Using Debit vs. Credit Cards in Everyday Life
Which Is Best?
Debit cards and credit cards may look alike, but they work differently. You can use either to quickly and easily pay for things, whether you’re buying online or in person. You can even get cash with either form of plastic. But they serve different needs, and it’s critical to know where each option excels.
To maximize your security and avoid hassles in your bank account, it’s probably best to use a credit card for everyday spending. But you need to pay off the card every month to avoid interest costs, and annual fees may make credit cards less appealing.
At first glance, fees might make you favor debit cards as you evaluate debit vs. credit cards. The worst fee you may find in a typical debit card is a potential POS fee—charged when you use your PIN number for purchases with a retailer. While the tide is shifting away from banks charging those fees, you may still encounter them. Prepaid debit cards are another story altogether because they are not pure, bank-linked cards. Some prepaid cards have created a reputation for charging high fees, although some cards keep charges to a minimum.
Credit cards charge interest, but you can avoid those charges if you pay off your card every month. You may also face annual fees with credit cards, but not all cards charge fees.
Consumer protection varies when it comes to debit and credit cards. Lawmakers place debit cards and credit cards into different categories. But to make debit cards more attractive, some issuers offer a similar level of protection that makes debit cards almost as safe as credit cards—but there are still differences. The biggest problem may be that you expose your checking account to the world with a debit card (see below).
With credit cards, your loss is limited to $50 worth of fraudulent charges. But with debit cards, you must report those errant charges within two days to limit your loss to $50. If you wait too long, you may be fully responsible for somebody else’s purchases.
When you use plastic at some retailers (gas stations, in particular), the merchant may “block” your card. That means they pre-authorize your purchase and reserve money in your account—typically $50 to $100. They don't know exactly how much you'll buy, but they want to make sure you can afford it. If you only buy $20 worth of gas, merchants don’t release the remaining amount immediately—that process can take several days. During that time, you’re unable to use the blocked money, which might cause you to bounce checks or incur overdraft charges.
There is no difference in how retailers block debit vs. credit cards.
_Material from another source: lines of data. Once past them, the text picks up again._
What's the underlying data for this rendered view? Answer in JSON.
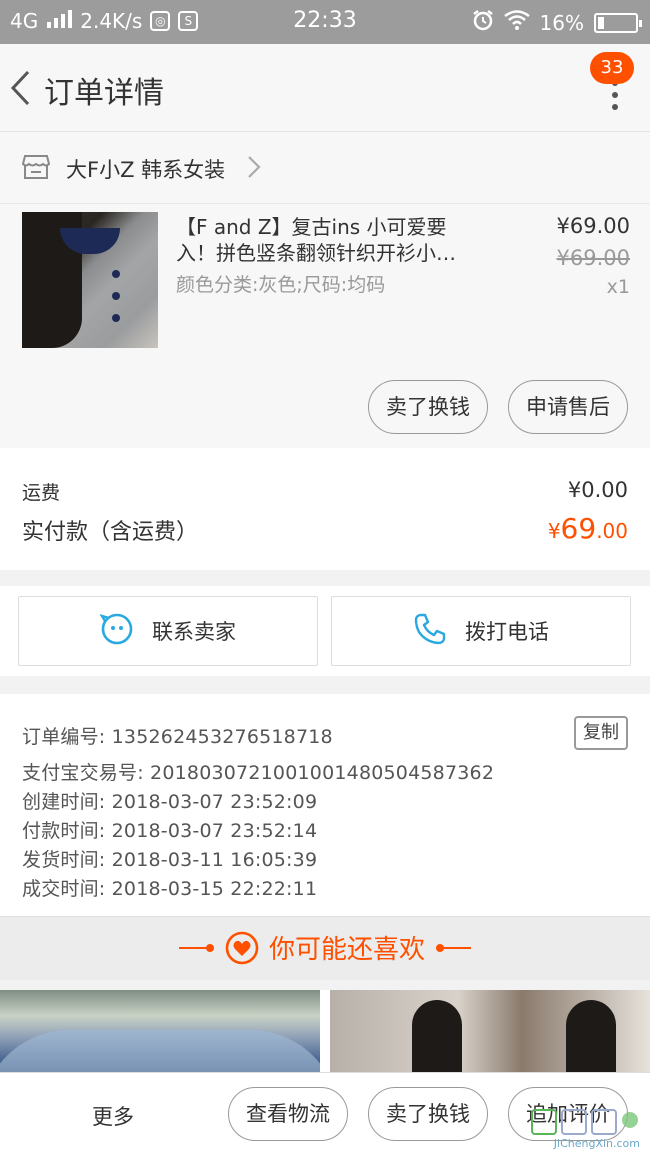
{
  "status_bar": {
    "network": "4G",
    "speed": "2.4K/s",
    "time": "22:33",
    "battery": "16%",
    "battery_level": 0.16,
    "icons": [
      "signal-icon",
      "notification-icon",
      "sim-icon",
      "alarm-icon",
      "wifi-icon",
      "battery-icon"
    ]
  },
  "header": {
    "title": "订单详情",
    "badge_count": "33"
  },
  "shop": {
    "name": "大F小Z 韩系女装"
  },
  "product": {
    "name": "【F and Z】复古ins 小可爱要入！拼色竖条翻领针织开衫小…",
    "sku": "颜色分类:灰色;尺码:均码",
    "price": "¥69.00",
    "original_price": "¥69.00",
    "quantity": "x1",
    "buttons": {
      "sell": "卖了换钱",
      "after_sale": "申请售后"
    }
  },
  "cost": {
    "freight_label": "运费",
    "freight_value": "¥0.00",
    "paid_label": "实付款（含运费）",
    "paid_currency": "¥",
    "paid_int": "69",
    "paid_dec": ".00"
  },
  "contact": {
    "seller": "联系卖家",
    "phone": "拨打电话"
  },
  "order_info": {
    "lines": [
      "订单编号: 1352624532765187​18",
      "支付宝交易号: 20180307210010014805045873​62",
      "创建时间: 2018-03-07 23:52:09",
      "付款时间: 2018-03-07 23:52:14",
      "发货时间: 2018-03-11 16:05:39",
      "成交时间: 2018-03-15 22:22:11"
    ],
    "copy_label": "复制"
  },
  "recommend": {
    "title": "你可能还喜欢"
  },
  "bottom_bar": {
    "more": "更多",
    "logistics": "查看物流",
    "sell": "卖了换钱",
    "review": "追加评价"
  },
  "watermark": {
    "text": "JiChengXin.com"
  },
  "colors": {
    "accent": "#ff5000",
    "icon_blue": "#2aa8e0"
  }
}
But pre-authorizations on your credit card use a portion of your credit line—they don’t prevent you from spending money you have in your checking account.
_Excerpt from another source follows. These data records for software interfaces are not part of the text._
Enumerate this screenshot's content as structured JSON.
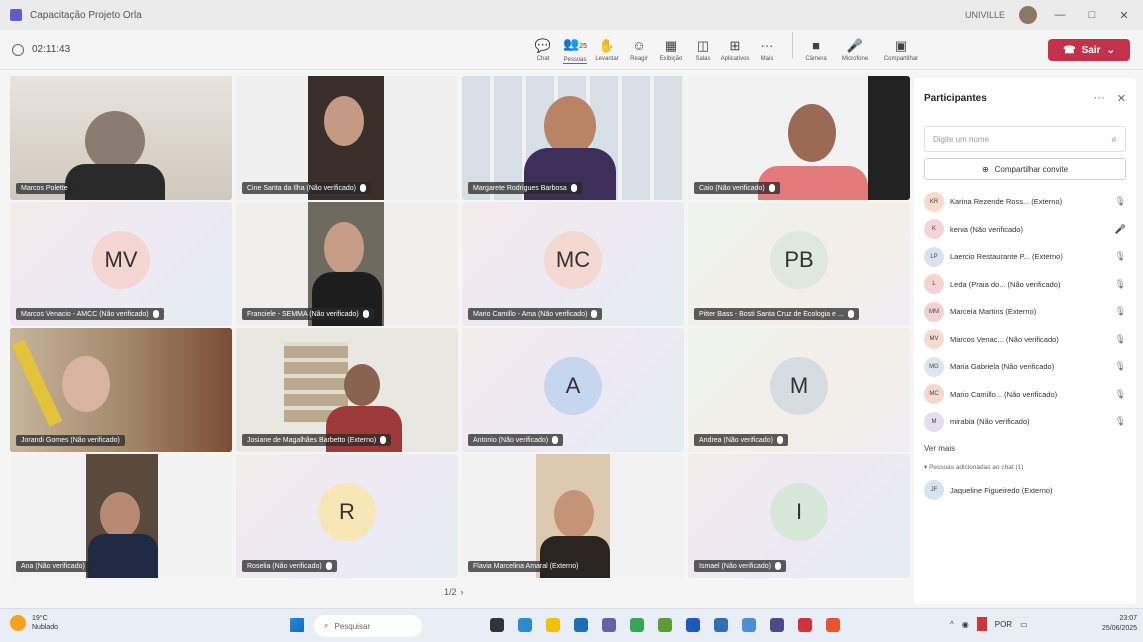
{
  "window": {
    "title": "Capacitação Projeto Orla",
    "org": "UNIVILLE",
    "controls": [
      "—",
      "□",
      "✕"
    ]
  },
  "toolbar": {
    "timer": "02:11:43",
    "tools": [
      {
        "label": "Chat",
        "icon": "chat-icon",
        "glyph": "💬"
      },
      {
        "label": "Pessoas",
        "icon": "people-icon",
        "glyph": "👥",
        "badge": "25"
      },
      {
        "label": "Levantar",
        "icon": "raise-hand-icon",
        "glyph": "✋"
      },
      {
        "label": "Reagir",
        "icon": "react-icon",
        "glyph": "☺"
      },
      {
        "label": "Exibição",
        "icon": "view-icon",
        "glyph": "▦"
      },
      {
        "label": "Salas",
        "icon": "rooms-icon",
        "glyph": "◫"
      },
      {
        "label": "Aplicativos",
        "icon": "apps-icon",
        "glyph": "⊞"
      },
      {
        "label": "Mais",
        "icon": "more-icon",
        "glyph": "···"
      }
    ],
    "media": [
      {
        "label": "Câmera",
        "icon": "camera-icon",
        "glyph": "■"
      },
      {
        "label": "Microfone",
        "icon": "microphone-icon",
        "glyph": "🎤"
      },
      {
        "label": "Compartilhar",
        "icon": "share-icon",
        "glyph": "▣"
      }
    ],
    "leave_label": "Sair"
  },
  "tiles": [
    {
      "name": "Marcos Polette",
      "type": "video"
    },
    {
      "name": "Cine Santa da Ilha (Não verificado)",
      "type": "video"
    },
    {
      "name": "Margarete Rodrigues Barbosa",
      "type": "video"
    },
    {
      "name": "Caio (Não verificado)",
      "type": "video"
    },
    {
      "name": "Marcos Venacio - AMCC (Não verificado)",
      "initials": "MV",
      "type": "avatar",
      "color": "#f6d6d2"
    },
    {
      "name": "Franciele - SEMMA (Não verificado)",
      "type": "video"
    },
    {
      "name": "Mario Camillo - Ama (Não verificado)",
      "initials": "MC",
      "type": "avatar",
      "color": "#f4d9d3"
    },
    {
      "name": "Pitter Bass - Bosti Santa Cruz de Ecologia e ...",
      "initials": "PB",
      "type": "avatar",
      "color": "#dfe9dd"
    },
    {
      "name": "Jorandi Gomes (Não verificado)",
      "type": "video"
    },
    {
      "name": "Josiane de Magalhães Barbetto (Externo)",
      "type": "video"
    },
    {
      "name": "Antonio (Não verificado)",
      "initials": "A",
      "type": "avatar",
      "color": "#c7d6ef"
    },
    {
      "name": "Andrea (Não verificado)",
      "initials": "M",
      "type": "avatar",
      "color": "#d5dde3"
    },
    {
      "name": "Ana (Não verificado)",
      "type": "video"
    },
    {
      "name": "Roselia (Não verificado)",
      "initials": "R",
      "type": "avatar",
      "color": "#f8e6b7"
    },
    {
      "name": "Flavia Marcelina Amaral (Externo)",
      "type": "video"
    },
    {
      "name": "Ismael (Não verificado)",
      "initials": "I",
      "type": "avatar",
      "color": "#d7e8d8"
    }
  ],
  "pager": {
    "text": "1/2",
    "next": "›"
  },
  "participants": {
    "title": "Participantes",
    "search_placeholder": "Digite um nome",
    "invite_label": "Compartilhar convite",
    "list": [
      {
        "initials": "KR",
        "name": "Karina Rezende Ross... (Externo)",
        "color": "#f7dccb"
      },
      {
        "initials": "K",
        "name": "kenia (Não verificado)",
        "color": "#f3d4d8"
      },
      {
        "initials": "LP",
        "name": "Laercio Restaurante P... (Externo)",
        "color": "#d9e2f0"
      },
      {
        "initials": "L",
        "name": "Leda (Praia do... (Não verificado)",
        "color": "#f4d3d3"
      },
      {
        "initials": "MM",
        "name": "Marcela Martins (Externo)",
        "color": "#f1d2d2"
      },
      {
        "initials": "MV",
        "name": "Marcos Venac... (Não verificado)",
        "color": "#f4dcd2"
      },
      {
        "initials": "MG",
        "name": "Maria Gabriela (Não verificado)",
        "color": "#dde6ef"
      },
      {
        "initials": "MC",
        "name": "Mario Camillo... (Não verificado)",
        "color": "#f3d8cf"
      },
      {
        "initials": "M",
        "name": "mirabia (Não verificado)",
        "color": "#e3def0"
      }
    ],
    "see_more": "Ver mais",
    "chat_section": "Pessoas adicionadas ao chat (1)",
    "chat_list": [
      {
        "initials": "JF",
        "name": "Jaqueline Figueiredo (Externo)",
        "color": "#d9e2f0"
      }
    ]
  },
  "taskbar": {
    "weather_temp": "19°C",
    "weather_desc": "Nublado",
    "search_label": "Pesquisar",
    "lang": "POR",
    "time": "23:07",
    "date": "25/06/2025"
  }
}
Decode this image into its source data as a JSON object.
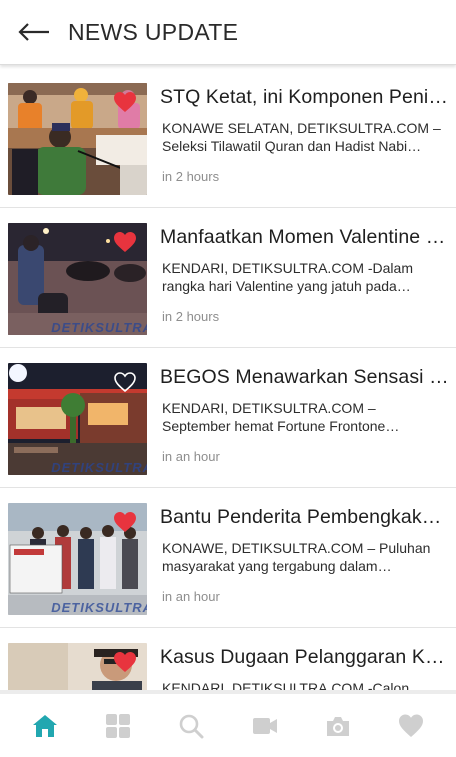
{
  "header": {
    "title": "NEWS UPDATE",
    "back_icon": "arrow-left-icon"
  },
  "articles": [
    {
      "title": "STQ Ketat, ini Komponen Penilaian",
      "excerpt": "KONAWE SELATAN, DETIKSULTRA.COM – Seleksi Tilawatil Quran dan Hadist Nabi…",
      "time": "in 2 hours",
      "favorited": true,
      "watermark": ""
    },
    {
      "title": "Manfaatkan Momen Valentine Day",
      "excerpt": "KENDARI, DETIKSULTRA.COM -Dalam rangka hari Valentine yang jatuh pada…",
      "time": "in 2 hours",
      "favorited": true,
      "watermark": "DETIKSULTRA"
    },
    {
      "title": "BEGOS Menawarkan Sensasi Baru",
      "excerpt": "KENDARI, DETIKSULTRA.COM – September hemat Fortune Frontone…",
      "time": "in an hour",
      "favorited": false,
      "watermark": "DETIKSULTRA"
    },
    {
      "title": "Bantu Penderita Pembengkakan Otak",
      "excerpt": "KONAWE, DETIKSULTRA.COM – Puluhan masyarakat yang tergabung dalam…",
      "time": "in an hour",
      "favorited": true,
      "watermark": "DETIKSULTRA"
    },
    {
      "title": "Kasus Dugaan Pelanggaran Kampanye",
      "excerpt": "KENDARI, DETIKSULTRA.COM -Calon…",
      "time": "",
      "favorited": true,
      "watermark": ""
    }
  ],
  "bottom_nav": {
    "items": [
      {
        "name": "home",
        "icon": "home-icon",
        "active": true
      },
      {
        "name": "categories",
        "icon": "grid-icon",
        "active": false
      },
      {
        "name": "search",
        "icon": "search-icon",
        "active": false
      },
      {
        "name": "video",
        "icon": "video-icon",
        "active": false
      },
      {
        "name": "photo",
        "icon": "camera-icon",
        "active": false
      },
      {
        "name": "favorites",
        "icon": "heart-icon",
        "active": false
      }
    ]
  },
  "colors": {
    "accent": "#22a7b0",
    "heart": "#e8343e",
    "nav_inactive": "#cfcfcf"
  }
}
Opening Your Account to the World
Your checking account holds liquid cash that you're planning to use soon. When you use your debit card, you put that cash at risk. Any retailer can make a mistake and withdraw too much money, leaving you short on funds (at least for a while). Furthermore, you might use your PIN all over town to make “debit” purchases and ATM withdrawals. If that number (intentionally or accidentally) gets into the wrong hands, scammers have an easier time getting to your account. Again, you might get your money back after you prove it was a fraud, but that takes time and energy.
Overdrafts and Rubber Checks
Using your debit card as you run around town doing errands can create bounced checks and overdraft costs. Even a $4 sandwich can create a $40 overdraft charge. Why not just use credit? Even a $60 annual fee on your credit card is a small price to pay for knowing you won't bounce checks and start a chain reaction of overdraft fees.
Not Accepted Everywhere You Want to Be
Most of the time, nobody will know or care whether you're using a debit card or a credit card. However, some companies treat these cards differently. Rental car companies have been known to demand a real credit card and deny debit cards when you try to reserve a vehicle. Their justification may be that a credit card implies a minimum level of creditworthiness and responsibility.
Giving up Free Money
A common reason for using debit cards over credit is that you're spending money you actually have—and avoiding interest charges from the credit card company. But if you have enough money for your purchase, why not use a credit card and take advantage of the 30-day grace period? As long as you don't carry a balance on your credit card—and you presumably wouldn't have a balance if you use the reasoning above—then you can generally pay off all your purchases monthly without paying interest.
To maximize interest earnings at your bank, keep your cash in a high-yield savings account. Then, pay off the card balance every month to avoid any interest charges from your card issuer.